He was ordered to pay a small fine – but said he soon sold all eight works.
Mr. Di Modica made a similar gesture on Valentine’s Day in 1985, when, in the light of day this time, he commissioned a semi-abstract sculpture of a horse, called “Il Cavallo”, to the back of his car, draped in a red blanket on which he had written “Be My Valentine NY Love AD”. He left it in Lincoln Center Square, surrounded by onlookers.
Part of the reason Mr. Di Modica was less well-known than some of his contemporaries in the New York art world of the 1980s was because he was doing his best to stay out. Few of his friends were artists; he rarely attended parties and until 2012 he didn’t even have a dealership to represent him.
Nonetheless, by 1987 he had built up a list of wealthy customers and was making enough money to buy a Ferrari 328 GTS and dine frequently at Cipriani, the fast-food restaurant in downtown Manhattan.
“He couldn’t imagine when he ran away from home that he would live that way,” said Mr. Harmer, his merchant. “He felt indebted to America.”
And so, when the stock market plunged in November, plunging the country into panic, he felt he had to act. Spending two years and $ 325,000 of his own money, he designed “Charging Bull,” a work he later said evoked “the strength and determination” of the American people.

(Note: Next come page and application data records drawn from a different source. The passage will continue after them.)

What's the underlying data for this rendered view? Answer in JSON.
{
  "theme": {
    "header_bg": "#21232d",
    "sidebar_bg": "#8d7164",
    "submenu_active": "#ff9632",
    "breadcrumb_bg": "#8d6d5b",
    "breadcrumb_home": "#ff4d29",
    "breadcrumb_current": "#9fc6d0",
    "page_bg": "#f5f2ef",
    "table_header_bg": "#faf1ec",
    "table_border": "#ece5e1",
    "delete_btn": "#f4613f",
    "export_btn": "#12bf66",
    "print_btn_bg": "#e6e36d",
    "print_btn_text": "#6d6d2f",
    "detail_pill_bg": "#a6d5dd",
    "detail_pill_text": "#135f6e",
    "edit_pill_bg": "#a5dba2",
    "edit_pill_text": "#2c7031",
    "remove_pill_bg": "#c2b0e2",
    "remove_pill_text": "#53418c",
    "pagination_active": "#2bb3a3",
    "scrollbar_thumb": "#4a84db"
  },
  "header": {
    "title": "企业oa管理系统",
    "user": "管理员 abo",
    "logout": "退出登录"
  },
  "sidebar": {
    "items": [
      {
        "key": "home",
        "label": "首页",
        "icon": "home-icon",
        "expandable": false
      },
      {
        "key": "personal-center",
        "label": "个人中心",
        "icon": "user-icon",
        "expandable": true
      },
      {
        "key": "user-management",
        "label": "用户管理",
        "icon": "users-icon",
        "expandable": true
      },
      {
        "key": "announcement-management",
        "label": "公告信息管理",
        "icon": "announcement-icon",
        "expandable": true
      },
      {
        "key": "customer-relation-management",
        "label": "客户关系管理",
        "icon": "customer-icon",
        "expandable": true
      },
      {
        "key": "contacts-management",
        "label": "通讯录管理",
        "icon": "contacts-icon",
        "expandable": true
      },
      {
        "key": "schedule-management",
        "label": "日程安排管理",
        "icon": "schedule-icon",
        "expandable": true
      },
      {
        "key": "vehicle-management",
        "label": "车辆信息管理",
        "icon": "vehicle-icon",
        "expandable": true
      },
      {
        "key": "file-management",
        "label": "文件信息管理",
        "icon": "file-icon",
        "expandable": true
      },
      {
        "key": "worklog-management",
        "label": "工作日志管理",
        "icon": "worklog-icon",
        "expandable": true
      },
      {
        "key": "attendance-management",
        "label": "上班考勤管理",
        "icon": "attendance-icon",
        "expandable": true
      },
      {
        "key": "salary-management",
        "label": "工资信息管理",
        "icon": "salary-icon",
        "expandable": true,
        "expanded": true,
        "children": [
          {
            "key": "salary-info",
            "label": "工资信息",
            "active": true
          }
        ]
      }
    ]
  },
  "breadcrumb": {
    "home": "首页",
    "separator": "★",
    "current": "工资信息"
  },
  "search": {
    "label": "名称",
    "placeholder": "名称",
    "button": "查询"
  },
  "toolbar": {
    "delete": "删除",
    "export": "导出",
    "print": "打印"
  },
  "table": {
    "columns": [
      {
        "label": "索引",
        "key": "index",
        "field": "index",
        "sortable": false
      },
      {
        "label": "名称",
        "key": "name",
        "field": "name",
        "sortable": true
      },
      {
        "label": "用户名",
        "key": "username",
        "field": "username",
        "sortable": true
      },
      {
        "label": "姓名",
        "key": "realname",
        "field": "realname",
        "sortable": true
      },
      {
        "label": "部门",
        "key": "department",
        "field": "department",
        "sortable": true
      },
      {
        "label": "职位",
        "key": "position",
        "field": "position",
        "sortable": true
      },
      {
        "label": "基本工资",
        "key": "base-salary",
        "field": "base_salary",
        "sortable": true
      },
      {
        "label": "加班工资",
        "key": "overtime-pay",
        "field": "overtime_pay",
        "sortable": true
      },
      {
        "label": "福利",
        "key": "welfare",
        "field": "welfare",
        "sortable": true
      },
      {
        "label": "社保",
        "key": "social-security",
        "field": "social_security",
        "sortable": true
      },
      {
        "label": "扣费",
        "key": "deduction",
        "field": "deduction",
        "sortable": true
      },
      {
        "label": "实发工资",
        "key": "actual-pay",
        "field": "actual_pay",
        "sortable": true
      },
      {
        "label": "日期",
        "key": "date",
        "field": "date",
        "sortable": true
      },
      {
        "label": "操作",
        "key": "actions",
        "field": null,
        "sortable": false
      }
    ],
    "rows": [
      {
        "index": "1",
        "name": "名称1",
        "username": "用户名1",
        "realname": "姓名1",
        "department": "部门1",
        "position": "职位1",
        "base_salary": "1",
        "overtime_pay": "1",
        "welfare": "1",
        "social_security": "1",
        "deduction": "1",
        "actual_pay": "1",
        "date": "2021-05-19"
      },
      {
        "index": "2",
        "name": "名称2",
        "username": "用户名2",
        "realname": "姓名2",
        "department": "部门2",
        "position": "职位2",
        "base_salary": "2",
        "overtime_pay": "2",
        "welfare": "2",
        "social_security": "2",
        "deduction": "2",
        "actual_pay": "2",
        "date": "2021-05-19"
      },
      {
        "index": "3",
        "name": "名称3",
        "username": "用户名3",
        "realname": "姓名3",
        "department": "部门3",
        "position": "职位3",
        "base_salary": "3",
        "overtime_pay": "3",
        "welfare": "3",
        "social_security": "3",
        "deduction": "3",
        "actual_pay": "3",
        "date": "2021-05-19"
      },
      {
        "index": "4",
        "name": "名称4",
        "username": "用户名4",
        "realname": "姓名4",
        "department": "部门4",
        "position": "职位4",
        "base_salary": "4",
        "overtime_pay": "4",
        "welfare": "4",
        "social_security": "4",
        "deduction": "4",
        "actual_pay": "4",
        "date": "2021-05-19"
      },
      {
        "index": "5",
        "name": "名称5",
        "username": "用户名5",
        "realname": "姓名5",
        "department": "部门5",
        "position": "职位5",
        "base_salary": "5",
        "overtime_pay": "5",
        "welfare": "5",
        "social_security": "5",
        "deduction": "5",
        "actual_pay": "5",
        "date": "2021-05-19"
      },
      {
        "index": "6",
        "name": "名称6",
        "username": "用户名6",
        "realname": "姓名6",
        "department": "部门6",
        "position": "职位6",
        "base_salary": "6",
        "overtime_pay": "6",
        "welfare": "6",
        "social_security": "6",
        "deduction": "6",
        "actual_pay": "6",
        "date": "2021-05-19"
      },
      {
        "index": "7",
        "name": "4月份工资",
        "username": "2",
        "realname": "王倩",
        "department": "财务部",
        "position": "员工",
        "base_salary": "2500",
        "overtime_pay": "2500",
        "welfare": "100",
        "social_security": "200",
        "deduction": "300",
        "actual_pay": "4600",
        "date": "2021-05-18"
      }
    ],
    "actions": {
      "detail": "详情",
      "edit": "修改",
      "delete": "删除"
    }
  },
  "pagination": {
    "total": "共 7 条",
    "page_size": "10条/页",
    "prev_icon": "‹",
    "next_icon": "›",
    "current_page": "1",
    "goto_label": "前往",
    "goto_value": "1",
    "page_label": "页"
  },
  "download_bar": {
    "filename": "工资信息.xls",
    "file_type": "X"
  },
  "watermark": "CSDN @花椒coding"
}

Mr. Di Modica put the sculpture up for sale in the 1990s, but turned down an offer that would involve moving it to a Las Vegas casino. He eventually sold it to British investor Joe Lewis on the condition that Mr. Lewis never move it from his Bowling Green location. The amount paid by Mr. Lewis was not made public, but the price initially requested by Mr. Di Modica was $ 5 million. (Mr. Lewis also purchased several other copies of the sculpture.)

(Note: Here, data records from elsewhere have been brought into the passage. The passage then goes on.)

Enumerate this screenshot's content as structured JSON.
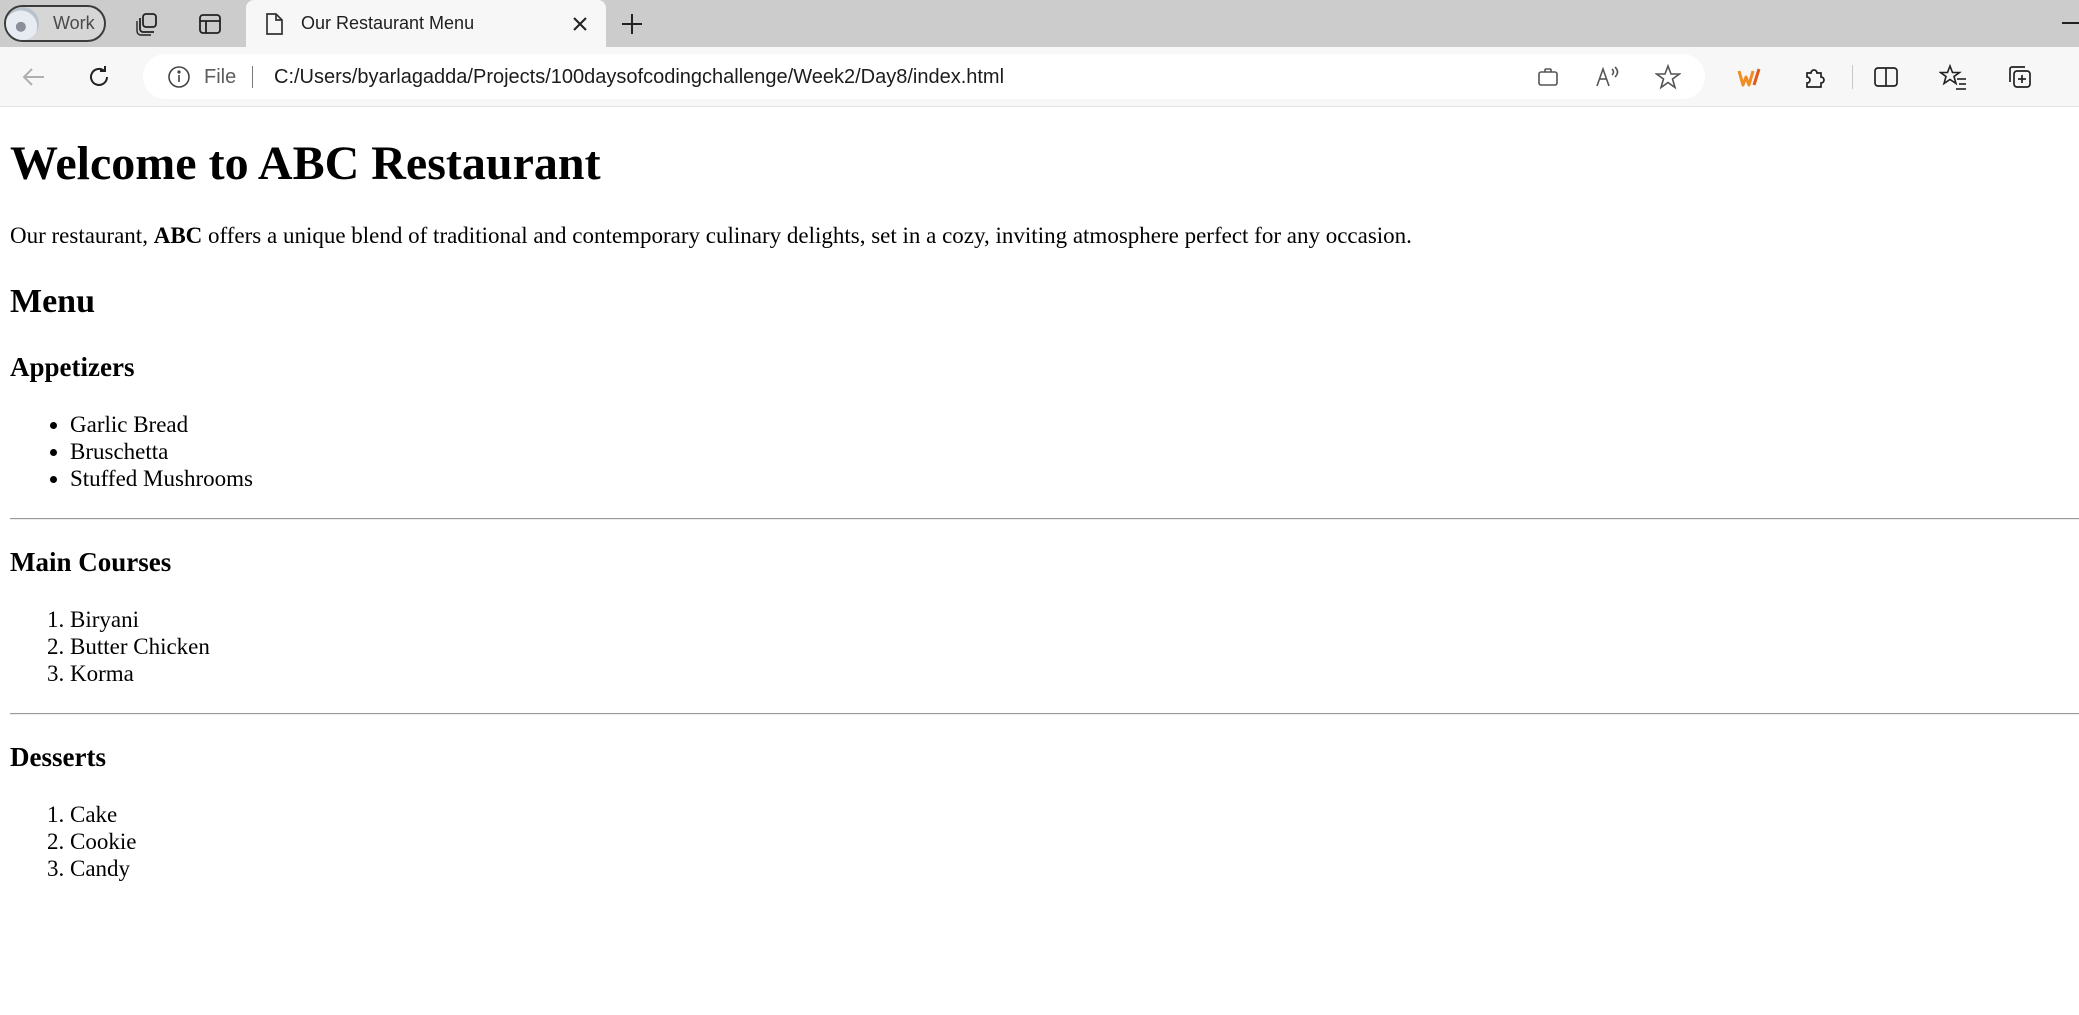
{
  "browser": {
    "profile_label": "Work",
    "tab_title": "Our Restaurant Menu",
    "address": {
      "scheme_label": "File",
      "url": "C:/Users/byarlagadda/Projects/100daysofcodingchallenge/Week2/Day8/index.html"
    },
    "icons": {
      "workspaces": "workspaces-icon",
      "tab_actions": "tab-actions-icon",
      "tab_page": "document-icon",
      "close": "close-icon",
      "new_tab": "plus-icon",
      "back": "back-arrow-icon",
      "refresh": "refresh-icon",
      "info": "info-icon",
      "app_available": "app-available-icon",
      "read_aloud": "read-aloud-icon",
      "favorite": "star-icon",
      "extension_brand": "brand-extension-icon",
      "extensions": "puzzle-icon",
      "split_screen": "split-screen-icon",
      "favorites": "favorites-icon",
      "collections": "collections-icon"
    },
    "colors": {
      "tabstrip": "#cccccc",
      "toolbar": "#f7f7f7",
      "brand_extension": "#f28b20"
    }
  },
  "page": {
    "title": "Welcome to ABC Restaurant",
    "intro": {
      "before": "Our restaurant, ",
      "bold": "ABC",
      "after": " offers a unique blend of traditional and contemporary culinary delights, set in a cozy, inviting atmosphere perfect for any occasion."
    },
    "menu_heading": "Menu",
    "sections": [
      {
        "heading": "Appetizers",
        "list_type": "unordered",
        "items": [
          "Garlic Bread",
          "Bruschetta",
          "Stuffed Mushrooms"
        ]
      },
      {
        "heading": "Main Courses",
        "list_type": "ordered",
        "items": [
          "Biryani",
          "Butter Chicken",
          "Korma"
        ]
      },
      {
        "heading": "Desserts",
        "list_type": "ordered",
        "items": [
          "Cake",
          "Cookie",
          "Candy"
        ]
      }
    ]
  }
}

In 2000, he married Stefania Oriana Drago, who survives him, with their daughter, Marianna, and a stepdaughter, Nadia. Information on the other survivors was not immediately available.
Mr. Di Modica was extremely protective of his work. In 2006, he sued Walmart and several other companies for using “Charging Bull” images on their products.
Along with tourists, the work attracted more than its fair share of critical urban style responses. In 2008 and again in 2017, it was vandalized with paint, and in 2019 a man attacked it with what witnesses said looked like a makeshift metal banjo, leaving a six-inch gash in one of its horns. During the Occupy Wall Street protests in 2011, the police surrounded him with a high fence, lest activists attack him as a symbol of American capitalism.
One night in 2017, artist Kristen Visbal, singing Mr. Di Modica’s original stunt, illegally laid down her own bronze statue standing in front of her sculpture – this one a bronze girl in a ponytail, standing in face of “Charging Bull” with his fists on his hips.
Ms. Visbal called her work “Fearless Girl,” and it was also an immediate tourist draw and a cultural icon. But Mr Di Modica was unhappy, saying Ms Visbal had changed the meaning of his work, making a hypermasculine counterpoint to the power of girls instead of the image of universal optimism he had wanted.
In 2018, “Fearless Girl” moved to the New York Stock Exchange, not far from where Mr. Di Modica left “Charging Bull” that night in 1989.
Beginning in the late 2000s, Mr. Di Modica spent more and more time in Vittoria, his hometown, where he had purchased 13 acres for a sculpture school. He poured money into the project, ultimately selling his SoHo studio to help fund it.
Despite an ongoing battle with intestinal cancer and other ailments, he also focused on another monumental sculpture, the largest to date: two 40-foot-tall rearing horses – the prototype, has t he says, for a 132-foot job that would one day straddle a river. near Vittoria.
He completed the prototype in 2019, working hard even as his health deteriorated. When he died, he was just starting the final version.
“I have to finish this thing,” he said to Mr. Harmer. “I will die working.”